Indiana State Museum, NiSource Gallery, through Sept. 11.
Surprises abound in this refreshing, vibrant exhibit of art we don’t often experience. Curator Rachel Berenson Perry provides ample background in the accompanying catalog essay and exhibit labels.
Representational painting—“documenting the land, cities and people as [the artists] saw them” during the period between World War I and II brings Indiana to life during a time when a “resurgent patriotism” motivated artists away from subjective Modernism toward fundamental Midwestern ideals. Federal programs during
The Depression celebrated artists as essential to the American way of life and “the general public could relate to…realistic documentation of people in their own communities.” What makes these paintings so special is their striking difference from the better-known art we have come to associate with the “American impressionist style, practiced by T.C. Steele (1847-1926) and the Hoosier Group as well as the later Brown County artists.”
Stopping us in our tracks was the inclusion of Harry A. Davis, best known to us for his amazing architectural exteriors.
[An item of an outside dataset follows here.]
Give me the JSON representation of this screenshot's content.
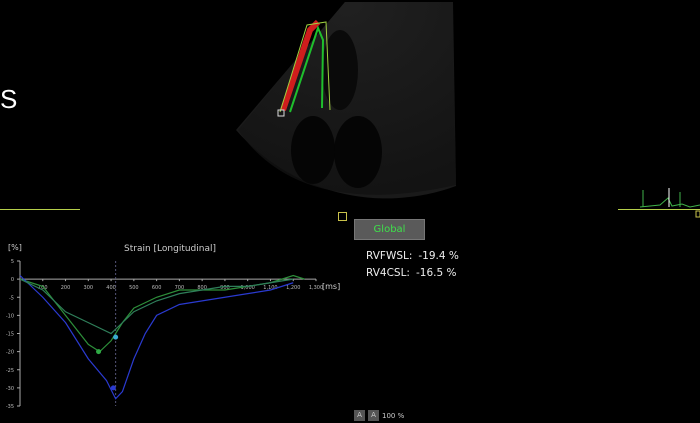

Here we find a couple skating off the canvas and a family in the midst of a robust “Harvest Dinner” along with the 1945 “Passing of an Era” which can serve as a marker for his life-long preservation of buildings in paint.
You’ll view landscapes, cityscapes, still lifes, and portraits by a dozen other painters including Robert Edward Weaver’s animated circus clowns, Floyd D. Hopper’s eerie “Night Train” and Edwin L. Fulwider’s somber “Receiving News of Pearl Harbor.”
The exhibit is worthy of return visits to grasp all the nuances of a seemingly simpler life.